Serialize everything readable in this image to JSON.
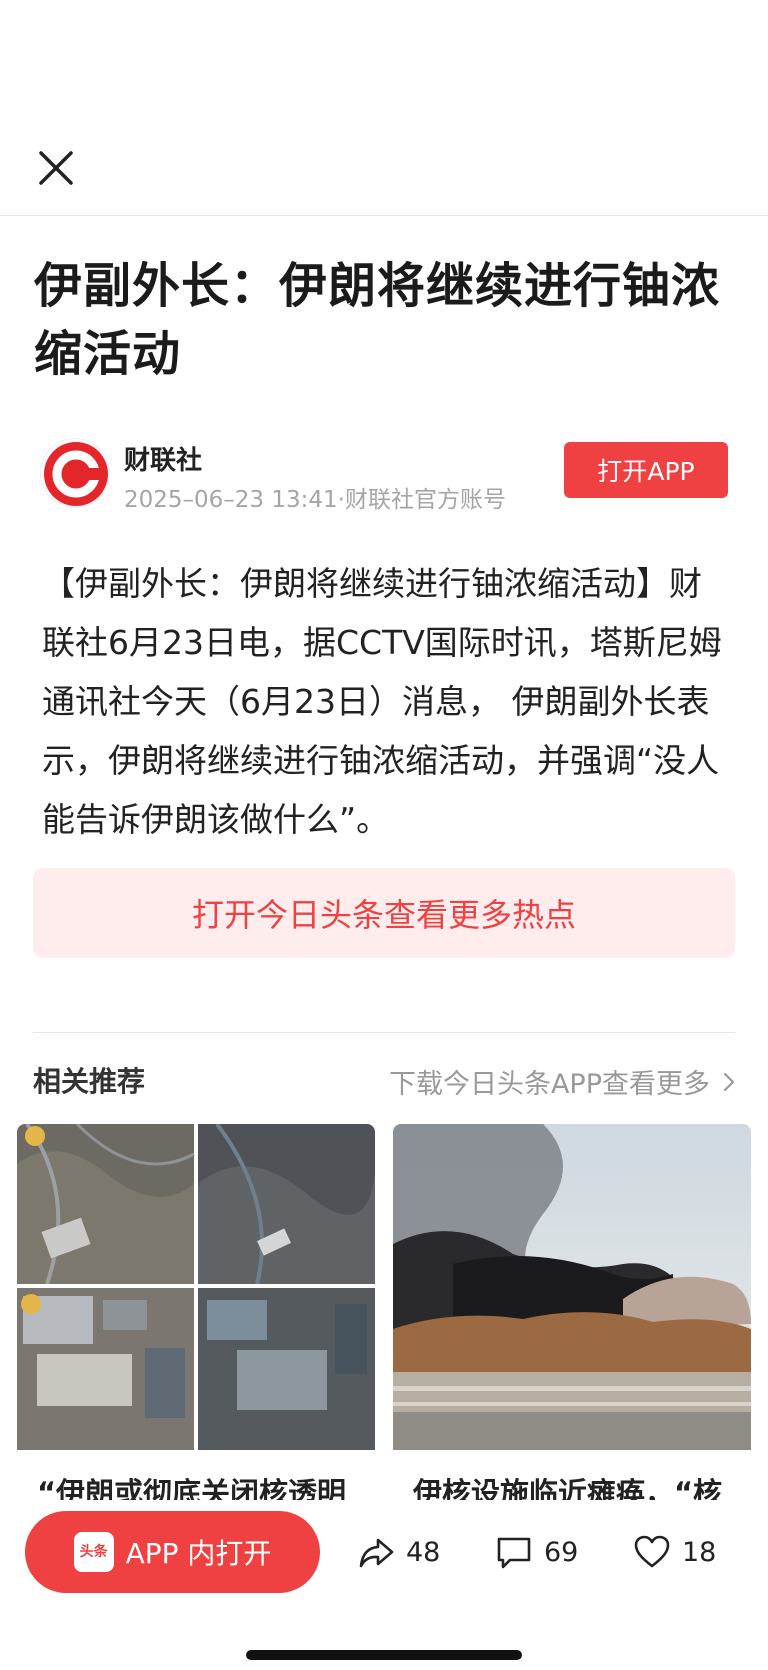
{
  "header": {
    "close_icon": "close-icon"
  },
  "article": {
    "title": "伊副外长：伊朗将继续进行铀浓缩活动",
    "author": {
      "name": "财联社",
      "meta": "2025–06–23 13:41·财联社官方账号",
      "avatar_icon": "cailianshe-logo"
    },
    "open_app_label": "打开APP",
    "body": "【伊副外长：伊朗将继续进行铀浓缩活动】财联社6月23日电，据CCTV国际时讯，塔斯尼姆通讯社今天（6月23日）消息，  伊朗副外长表示，伊朗将继续进行铀浓缩活动，并强调“没人能告诉伊朗该做什么”。"
  },
  "hot_banner": {
    "label": "打开今日头条查看更多热点"
  },
  "recommend": {
    "title": "相关推荐",
    "more_label": "下载今日头条APP查看更多",
    "cards": [
      {
        "text": "“伊朗或彻底关闭核透明",
        "image": "satellite-image"
      },
      {
        "text": "伊核设施临近瘫痪，“核",
        "image": "smoke-image"
      }
    ]
  },
  "bottom_bar": {
    "app_open_label": "APP 内打开",
    "logo_text": "头条",
    "share_count": "48",
    "comment_count": "69",
    "like_count": "18"
  },
  "colors": {
    "brand_red": "#f04142",
    "banner_bg": "#ffeded"
  }
}
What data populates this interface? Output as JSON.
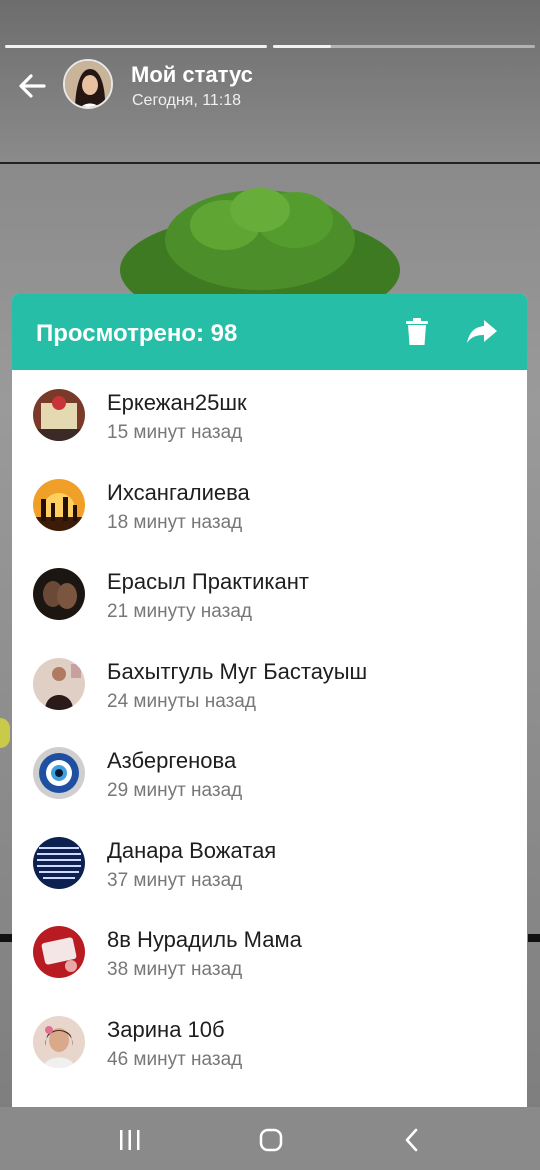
{
  "status": {
    "title": "Мой статус",
    "time": "Сегодня, 11:18",
    "progress": [
      1.0,
      0.22
    ]
  },
  "panel": {
    "viewed_label": "Просмотрено: 98",
    "accent_color": "#26bea7",
    "icons": [
      "delete-icon",
      "share-forward-icon"
    ]
  },
  "viewers": [
    {
      "name": "Еркежан25шк",
      "time": "15 минут назад"
    },
    {
      "name": "Ихсангалиева",
      "time": "18 минут назад"
    },
    {
      "name": "Ерасыл Практикант",
      "time": "21 минуту назад"
    },
    {
      "name": "Бахытгуль Муг Бастауыш",
      "time": "24 минуты назад"
    },
    {
      "name": "Азбергенова",
      "time": "29 минут назад"
    },
    {
      "name": "Данара Вожатая",
      "time": "37 минут назад"
    },
    {
      "name": "8в Нурадиль Мама",
      "time": "38 минут назад"
    },
    {
      "name": "Зарина 10б",
      "time": "46 минут назад"
    }
  ],
  "navbar": {
    "icons": [
      "recent-apps-icon",
      "home-icon",
      "back-icon"
    ]
  }
}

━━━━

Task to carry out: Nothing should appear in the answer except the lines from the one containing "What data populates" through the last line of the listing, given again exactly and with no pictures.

Exercise result:
What data populates this interface? Output as JSON.
{
  "status": {
    "title": "Мой статус",
    "time": "Сегодня, 11:18",
    "progress": [
      1.0,
      0.22
    ]
  },
  "panel": {
    "viewed_label": "Просмотрено: 98",
    "accent_color": "#26bea7",
    "icons": [
      "delete-icon",
      "share-forward-icon"
    ]
  },
  "viewers": [
    {
      "name": "Еркежан25шк",
      "time": "15 минут назад"
    },
    {
      "name": "Ихсангалиева",
      "time": "18 минут назад"
    },
    {
      "name": "Ерасыл Практикант",
      "time": "21 минуту назад"
    },
    {
      "name": "Бахытгуль Муг Бастауыш",
      "time": "24 минуты назад"
    },
    {
      "name": "Азбергенова",
      "time": "29 минут назад"
    },
    {
      "name": "Данара Вожатая",
      "time": "37 минут назад"
    },
    {
      "name": "8в Нурадиль Мама",
      "time": "38 минут назад"
    },
    {
      "name": "Зарина 10б",
      "time": "46 минут назад"
    }
  ],
  "navbar": {
    "icons": [
      "recent-apps-icon",
      "home-icon",
      "back-icon"
    ]
  }
}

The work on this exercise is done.